Our panel participants consisted of three perspectives, given by three individual practitioners speaking about their faith/belief as it has unfolded in their respective lives.
Laura R. Torres employs her extensive academic tools found in Cultural Sciences — philosophy, hermeneutics, epistemology — in conjunction with her work as an Aj’quij, a Mayan spiritual guide — a counter and interpreter of Mayan sacred time.
Bishop William O. Gregg is the current parish rector at St. Paul’s Anglican Church in San Miguel de Allende. An interesting and diverse theologian, with a doctorate in theology from Notre Dame.
Susan J. Cobb, C. S., lifelong practitioner of Christian Science for twenty years. She was a chaplain in California jails and prisons and author of Virgin Territory: How I Found My Inner Guadalupe.
I want to recap some of their insights and add a few of my own conclusions gleaned from this important discussion. Laura mentioned an interior duality which requires a constant dialogue and listening to retain a balanced life style. William and Susan both expanded saying, the interior conversation strengthened their ongoing and daily relationship with God, the source of “be”ing. Whatever your practice is, commit to it and, refer to it every day as if it was your friend. We are guided by an invisible cosmic order we can talk to which guides and nurture us back to wholeness, whether it be illness of the body, mind or spirit.
The universe has a natural order, as Laura said, “things just are” I think she meant, in natural balance all the time and Susan added by saying, “I know I am whole and complete” and William went further by sighting St Paul’s biblical description of the “The Body of Christ” as being something we are inseparable from, we are part of the body like an eye lash or toe nail. All of them clearly spoke about Love being at the core of life as we know it; it is who we are and why we are here. Love teaches us we are not alone, it is the binding force and the greatest of healers.
Humans need an object to love, to nurture a relationship inside and out.
William reminded us we come upon this perfected love by degrees, gradually as we deepen our prayer and commitment. Laura advised we “softly” ask for assistance and guidance from the cosmic realm to love more and it will surely come. Susan shared her revelation and joy that she found in being cared for, by a loved one. I liked this part of the discussion, it seemed to me without love of self and love of other we are alone and isolated. Thinking we are isolated is the biggest and most savage enemy of illness. Illness feeds on being separate from the whole. We occasionally have thoughts like; “why did this happen to me?” or “I feel so alone” or “I am somehow imperfect “, yet I think attitudes like this cause us to die faster, we end up depressed and filled with anxiety. Individual spiritual practice and commitment to community brings us back into balance and as Laura said, “It feels like an alignment of two poles; heaven and earth, spirit and flesh, beginning and end ”.

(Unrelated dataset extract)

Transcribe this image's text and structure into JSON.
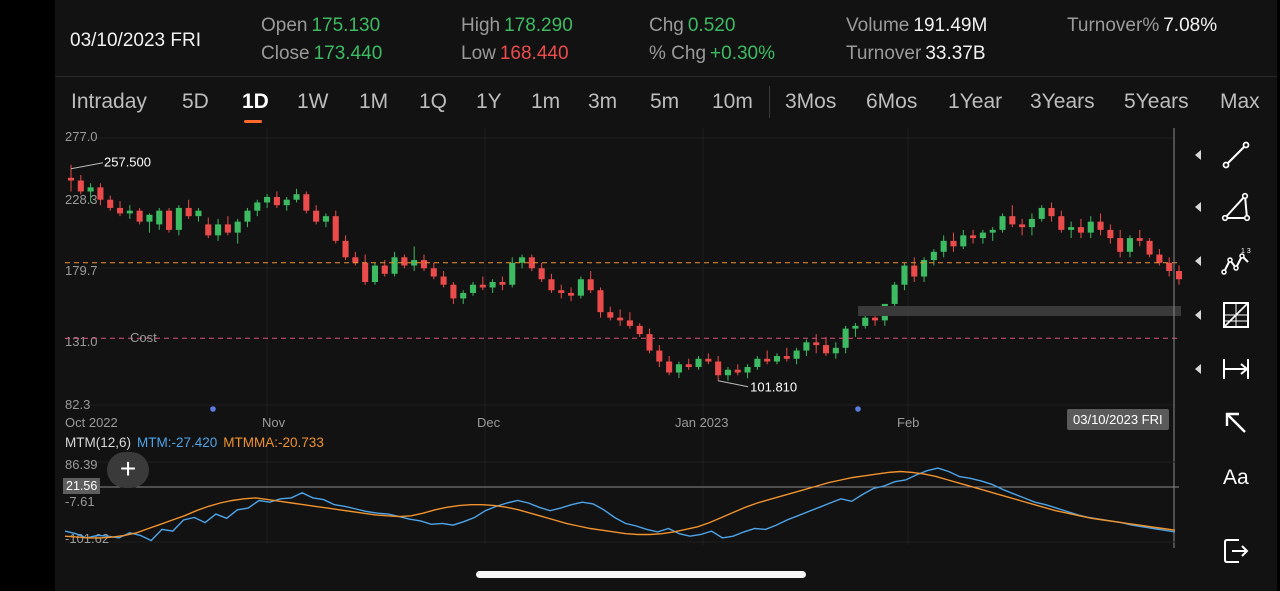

Think about it for a moment, anxiety about death or fear of not being whole or healthy can be the ultimate separation. Fear of loosing control gets its power from wanting or thinking we are separate from ( fill in the blank) ____. I am independent of the group, I am fine alone, I can care for myself, and I cannot trust anyone, are all statements with no room for new energy, new wholeness, or no perspectives. William likened it to a two year old who says,” Me, Mine and NO ”. William told a story about a priest who detached himself from the activities in the congregation, he became isolated and ineffective. Again, like St. Paul the evangelist saying, we are all part of one body, we cannot live and flourish away from the whole.

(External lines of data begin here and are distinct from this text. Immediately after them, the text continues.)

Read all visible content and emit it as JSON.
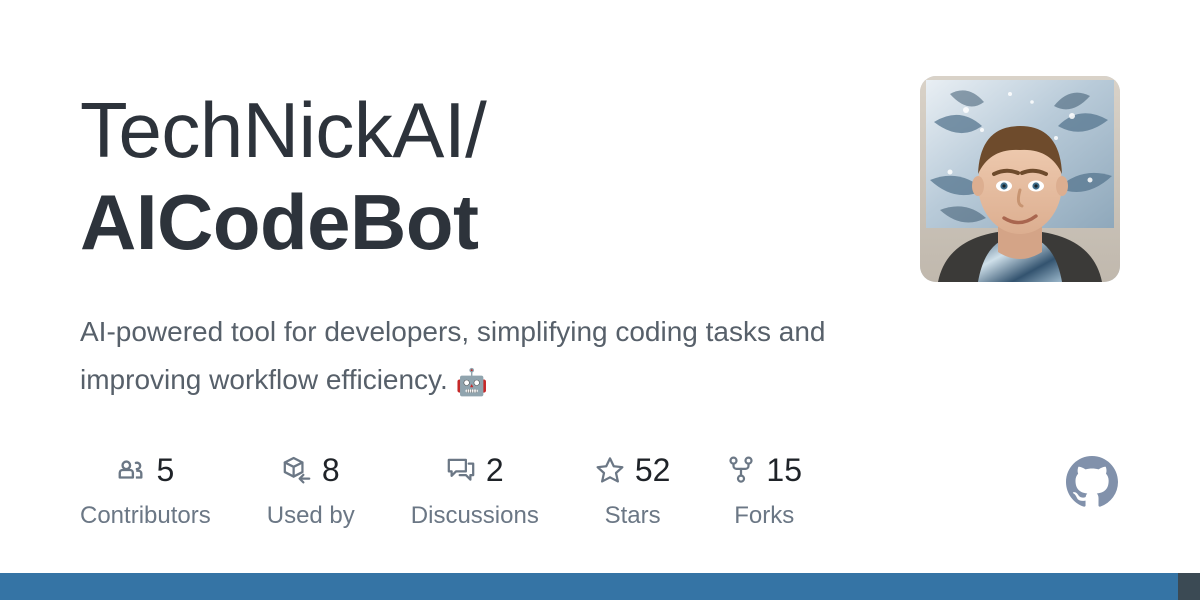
{
  "repo": {
    "owner": "TechNickAI/",
    "name": "AICodeBot",
    "description": "AI-powered tool for developers, simplifying coding tasks and improving workflow efficiency. ",
    "description_emoji": "🤖"
  },
  "avatar": {
    "alt": "owner-avatar",
    "description": "Photo of a person in front of blue and white abstract artwork"
  },
  "stats": [
    {
      "icon": "people-icon",
      "value": "5",
      "label": "Contributors"
    },
    {
      "icon": "package-dependents-icon",
      "value": "8",
      "label": "Used by"
    },
    {
      "icon": "comment-discussion-icon",
      "value": "2",
      "label": "Discussions"
    },
    {
      "icon": "star-icon",
      "value": "52",
      "label": "Stars"
    },
    {
      "icon": "repo-forked-icon",
      "value": "15",
      "label": "Forks"
    }
  ],
  "brand": {
    "icon": "github-mark-icon",
    "name": "GitHub"
  },
  "colors": {
    "title": "#2d333b",
    "description": "#57606a",
    "stat_value": "#1f2328",
    "stat_label": "#6b7785",
    "icon": "#6b7785",
    "brand_mark": "#8191ab",
    "bottom_bar": "#3574a5",
    "bottom_bar_alt": "#3b4a54",
    "background": "#ffffff"
  }
}
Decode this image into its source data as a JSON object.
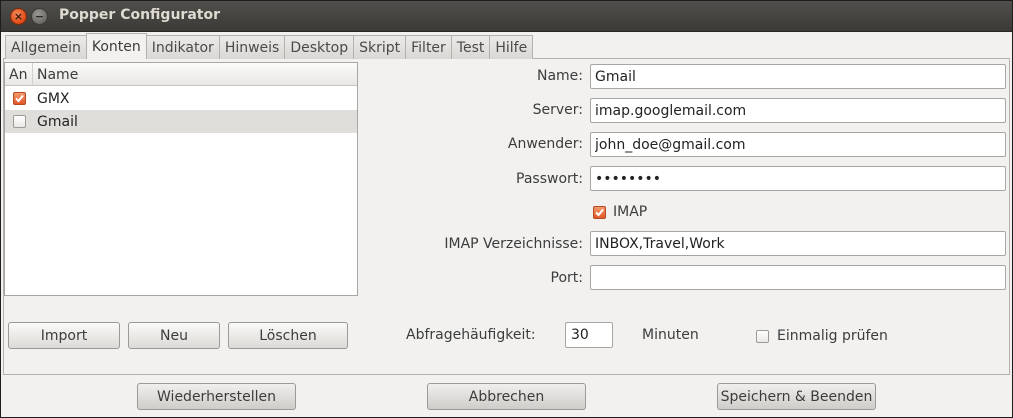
{
  "window": {
    "title": "Popper Configurator",
    "close_glyph": "×",
    "minimize_glyph": "−"
  },
  "tabs": [
    {
      "label": "Allgemein",
      "active": false
    },
    {
      "label": "Konten",
      "active": true
    },
    {
      "label": "Indikator",
      "active": false
    },
    {
      "label": "Hinweis",
      "active": false
    },
    {
      "label": "Desktop",
      "active": false
    },
    {
      "label": "Skript",
      "active": false
    },
    {
      "label": "Filter",
      "active": false
    },
    {
      "label": "Test",
      "active": false
    },
    {
      "label": "Hilfe",
      "active": false
    }
  ],
  "accounts": {
    "columns": {
      "enabled": "An",
      "name": "Name"
    },
    "rows": [
      {
        "name": "GMX",
        "enabled": true,
        "selected": false
      },
      {
        "name": "Gmail",
        "enabled": false,
        "selected": true
      }
    ]
  },
  "form": {
    "name_label": "Name:",
    "name_value": "Gmail",
    "server_label": "Server:",
    "server_value": "imap.googlemail.com",
    "user_label": "Anwender:",
    "user_value": "john_doe@gmail.com",
    "password_label": "Passwort:",
    "password_value": "••••••••",
    "imap_label": "IMAP",
    "imap_checked": true,
    "imap_folders_label": "IMAP Verzeichnisse:",
    "imap_folders_value": "INBOX,Travel,Work",
    "port_label": "Port:",
    "port_value": ""
  },
  "actions": {
    "import": "Import",
    "new": "Neu",
    "delete": "Löschen"
  },
  "polling": {
    "label": "Abfragehäufigkeit:",
    "value": "30",
    "unit": "Minuten",
    "once_label": "Einmalig prüfen",
    "once_checked": false
  },
  "footer": {
    "restore": "Wiederherstellen",
    "cancel": "Abbrechen",
    "save_exit": "Speichern & Beenden"
  },
  "colors": {
    "accent_check": "#e0582a",
    "close_button": "#dd4814",
    "titlebar": "#3b3a36"
  },
  "icons": {
    "check": "check-mark-icon"
  }
}
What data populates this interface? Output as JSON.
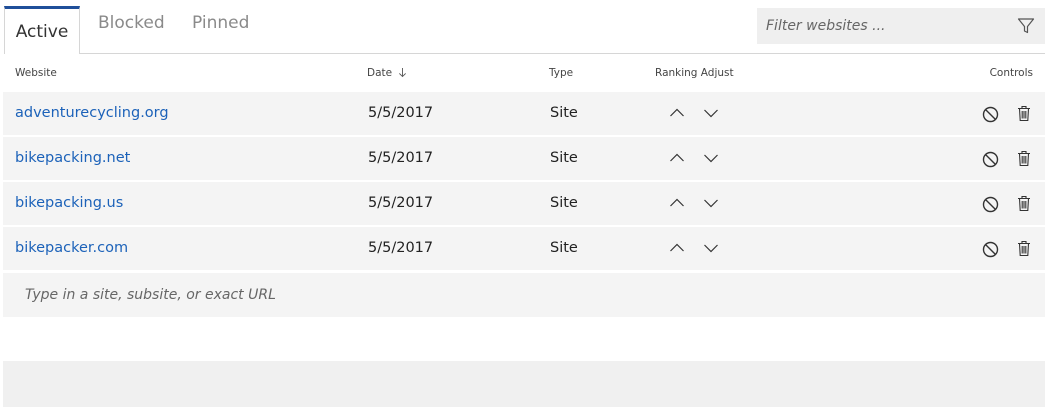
{
  "tabs": [
    {
      "label": "Active",
      "active": true
    },
    {
      "label": "Blocked",
      "active": false
    },
    {
      "label": "Pinned",
      "active": false
    }
  ],
  "filter": {
    "placeholder": "Filter websites ...",
    "icon": "filter-funnel-icon"
  },
  "columns": {
    "website": "Website",
    "date": "Date",
    "type": "Type",
    "ranking": "Ranking Adjust",
    "controls": "Controls"
  },
  "rows": [
    {
      "site": "adventurecycling.org",
      "date": "5/5/2017",
      "type": "Site"
    },
    {
      "site": "bikepacking.net",
      "date": "5/5/2017",
      "type": "Site"
    },
    {
      "site": "bikepacking.us",
      "date": "5/5/2017",
      "type": "Site"
    },
    {
      "site": "bikepacker.com",
      "date": "5/5/2017",
      "type": "Site"
    }
  ],
  "add_row": {
    "placeholder": "Type in a site, subsite, or exact URL"
  },
  "colors": {
    "accent": "#1f4f9a",
    "link": "#1c62b9",
    "row_bg": "#f4f4f4"
  }
}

As we came to a close Laura talked about a string with a knot in it; the knot messes up the string but it is temporary, with time and attention the knot might get bigger or it might disappear. Susan used the metaphor of cleaning a window. We see more clearly what exists outside of us if we continually keep the grim and dirt off the window.
I want to thank the three of you for sharing your insights and convictions. The afternoon was a delight and we hope to have another panel not too far in the future.
Susan left us with a question, “How big is your God?”
I suggest we continually seek to allow him or her or it to be big enough to include an unexpected healing, personal wholeness without an agenda and be thankful for the love in whose image we have all been created. Peace be with you